goldfinch spring birdsRichard Day/Daybreak Imagery
Goldfinches become brilliant spring birds when they molt into their bright yellow coats.

2. Goldfinches Molt

Perhaps the most celebrated of bird molts is the spring change of the American goldfinch. Although goldfinches don’t migrate, it might seem that they disappear from the landscape during winter. The males turn from vibrant yellow to a drab olive green during colder months, becoming less conspicuous. While molting goes nearly unnoticed in many species, the first subtle hint of lemon yellow on the male goldfinch is one of the classic signs of spring.

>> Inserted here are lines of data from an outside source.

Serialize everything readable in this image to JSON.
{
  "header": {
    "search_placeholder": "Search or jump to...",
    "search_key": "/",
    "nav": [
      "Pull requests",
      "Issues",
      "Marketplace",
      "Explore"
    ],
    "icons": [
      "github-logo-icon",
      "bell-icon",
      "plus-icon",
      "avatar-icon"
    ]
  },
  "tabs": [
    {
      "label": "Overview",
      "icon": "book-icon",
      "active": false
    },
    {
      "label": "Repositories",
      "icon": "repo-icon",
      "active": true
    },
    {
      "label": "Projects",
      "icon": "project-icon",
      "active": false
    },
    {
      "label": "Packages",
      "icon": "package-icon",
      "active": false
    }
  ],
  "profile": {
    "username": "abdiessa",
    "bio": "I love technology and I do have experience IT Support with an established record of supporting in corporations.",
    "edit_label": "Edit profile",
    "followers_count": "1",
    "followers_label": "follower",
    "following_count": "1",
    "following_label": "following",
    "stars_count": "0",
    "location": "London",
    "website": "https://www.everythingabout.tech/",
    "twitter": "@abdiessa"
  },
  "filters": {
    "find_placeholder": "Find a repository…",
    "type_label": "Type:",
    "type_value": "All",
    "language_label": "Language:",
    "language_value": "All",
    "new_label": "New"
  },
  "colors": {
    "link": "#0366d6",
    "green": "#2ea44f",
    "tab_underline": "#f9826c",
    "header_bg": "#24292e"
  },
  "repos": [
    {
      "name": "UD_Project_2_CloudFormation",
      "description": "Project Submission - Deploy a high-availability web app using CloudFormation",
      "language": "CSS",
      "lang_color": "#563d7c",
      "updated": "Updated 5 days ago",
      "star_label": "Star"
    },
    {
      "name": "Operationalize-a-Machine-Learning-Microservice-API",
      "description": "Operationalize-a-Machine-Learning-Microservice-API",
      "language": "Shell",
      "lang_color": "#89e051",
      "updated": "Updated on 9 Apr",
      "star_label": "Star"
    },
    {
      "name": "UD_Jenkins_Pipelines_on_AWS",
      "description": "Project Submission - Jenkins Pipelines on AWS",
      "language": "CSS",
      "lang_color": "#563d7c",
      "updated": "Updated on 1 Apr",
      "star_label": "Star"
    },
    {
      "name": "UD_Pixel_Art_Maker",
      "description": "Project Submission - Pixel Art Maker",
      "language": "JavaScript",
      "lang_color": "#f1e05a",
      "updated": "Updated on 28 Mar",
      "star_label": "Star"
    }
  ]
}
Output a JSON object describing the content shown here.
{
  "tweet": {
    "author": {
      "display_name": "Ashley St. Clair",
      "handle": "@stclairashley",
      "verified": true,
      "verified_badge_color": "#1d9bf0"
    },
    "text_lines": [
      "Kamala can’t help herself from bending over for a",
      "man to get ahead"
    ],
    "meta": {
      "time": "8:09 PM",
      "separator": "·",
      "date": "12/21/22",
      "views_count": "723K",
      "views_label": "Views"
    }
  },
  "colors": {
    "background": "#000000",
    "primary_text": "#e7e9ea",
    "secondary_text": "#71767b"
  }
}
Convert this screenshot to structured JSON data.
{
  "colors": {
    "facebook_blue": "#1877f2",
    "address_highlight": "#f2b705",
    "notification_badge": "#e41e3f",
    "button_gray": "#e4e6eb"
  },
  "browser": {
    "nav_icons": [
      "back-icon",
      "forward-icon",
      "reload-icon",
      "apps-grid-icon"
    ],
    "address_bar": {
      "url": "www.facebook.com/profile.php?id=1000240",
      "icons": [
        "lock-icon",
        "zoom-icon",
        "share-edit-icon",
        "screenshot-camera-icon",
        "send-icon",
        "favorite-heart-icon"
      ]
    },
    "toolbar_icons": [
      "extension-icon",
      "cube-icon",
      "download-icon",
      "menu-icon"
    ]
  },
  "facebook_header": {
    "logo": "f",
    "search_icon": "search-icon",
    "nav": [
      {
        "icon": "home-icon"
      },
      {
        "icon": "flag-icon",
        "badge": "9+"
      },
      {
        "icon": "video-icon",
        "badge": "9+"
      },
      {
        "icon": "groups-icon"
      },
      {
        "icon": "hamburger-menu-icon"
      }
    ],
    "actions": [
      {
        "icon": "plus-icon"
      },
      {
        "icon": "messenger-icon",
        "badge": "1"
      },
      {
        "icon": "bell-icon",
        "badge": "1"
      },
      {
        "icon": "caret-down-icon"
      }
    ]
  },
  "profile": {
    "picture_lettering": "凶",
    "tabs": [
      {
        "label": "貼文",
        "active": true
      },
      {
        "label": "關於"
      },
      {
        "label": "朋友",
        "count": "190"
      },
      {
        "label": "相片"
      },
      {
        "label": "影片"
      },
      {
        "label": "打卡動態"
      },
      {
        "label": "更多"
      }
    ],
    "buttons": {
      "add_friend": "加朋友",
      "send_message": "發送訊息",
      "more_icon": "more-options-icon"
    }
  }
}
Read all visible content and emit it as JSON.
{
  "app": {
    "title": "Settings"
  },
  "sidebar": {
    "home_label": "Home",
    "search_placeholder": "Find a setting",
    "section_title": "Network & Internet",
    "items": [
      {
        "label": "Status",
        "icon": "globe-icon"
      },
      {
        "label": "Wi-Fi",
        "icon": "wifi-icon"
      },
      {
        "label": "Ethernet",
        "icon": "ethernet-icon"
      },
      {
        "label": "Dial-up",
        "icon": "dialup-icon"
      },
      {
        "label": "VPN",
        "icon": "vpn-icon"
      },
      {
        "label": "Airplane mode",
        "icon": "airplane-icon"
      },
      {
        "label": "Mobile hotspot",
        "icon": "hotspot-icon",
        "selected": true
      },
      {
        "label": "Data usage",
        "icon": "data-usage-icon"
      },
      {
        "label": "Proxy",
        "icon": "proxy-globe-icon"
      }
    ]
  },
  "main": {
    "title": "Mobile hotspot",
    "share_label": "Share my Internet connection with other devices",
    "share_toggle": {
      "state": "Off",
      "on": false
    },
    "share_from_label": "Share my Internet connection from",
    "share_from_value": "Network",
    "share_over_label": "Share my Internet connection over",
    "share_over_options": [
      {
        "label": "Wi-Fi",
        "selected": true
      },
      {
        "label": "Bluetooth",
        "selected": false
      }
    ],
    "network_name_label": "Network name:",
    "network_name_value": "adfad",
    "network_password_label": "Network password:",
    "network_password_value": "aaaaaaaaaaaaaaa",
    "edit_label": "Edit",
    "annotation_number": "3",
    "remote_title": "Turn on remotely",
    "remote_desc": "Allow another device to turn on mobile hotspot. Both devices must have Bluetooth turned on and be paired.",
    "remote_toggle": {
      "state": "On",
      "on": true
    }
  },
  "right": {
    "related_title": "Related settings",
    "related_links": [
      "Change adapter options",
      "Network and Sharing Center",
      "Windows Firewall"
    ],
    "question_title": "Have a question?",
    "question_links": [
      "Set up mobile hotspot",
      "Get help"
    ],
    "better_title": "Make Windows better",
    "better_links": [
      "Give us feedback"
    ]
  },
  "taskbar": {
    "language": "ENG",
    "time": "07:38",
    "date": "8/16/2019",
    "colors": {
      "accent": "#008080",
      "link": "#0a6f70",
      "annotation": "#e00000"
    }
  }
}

To bring these beloved birds to your yard, offer thistle seed in finch feeders year-round. Once you get them established, you can put up one of those giant tube feeders that can attract 20-plus birds at a time. As a bonus, you don’t have to worry about squirrels with this type of feeder or seed.

signs of spring, robinCourtesy C. Denise Maples

1. Robins Dig for Worms

Though a few hardy robins can overwinter in some pretty harsh conditions, these birds are still one of the ultimate signs of spring for many people. Just imagine that first robin scampering across the backyard—you know sunny days are around the corner. This doesn’t necessarily mean robins were in the South and are just now migrating. After all, we’ve seen plenty of pictures of robins hanging out in the snow. It’s more about the timing. April showers bring May flowers, but that’s not all. The rain brings thawing and worms to the surface, and that’s why you start to see them plucking up the plump morsels of nutrition.

If you want to be especially welcoming to robins in your backyard, you could offer mealworms as a special treat (the bluebirds will love ’em, too). Another option is to put up a nesting shelf, since robins don’t use birdhouses.

Ken Keffer
Nature writer Ken Keffer fondly remembers the spring duck migration in his native Wyoming, but now he gets most excited when irruptive finches, siskins and redpolls visit his feeders in Iowa.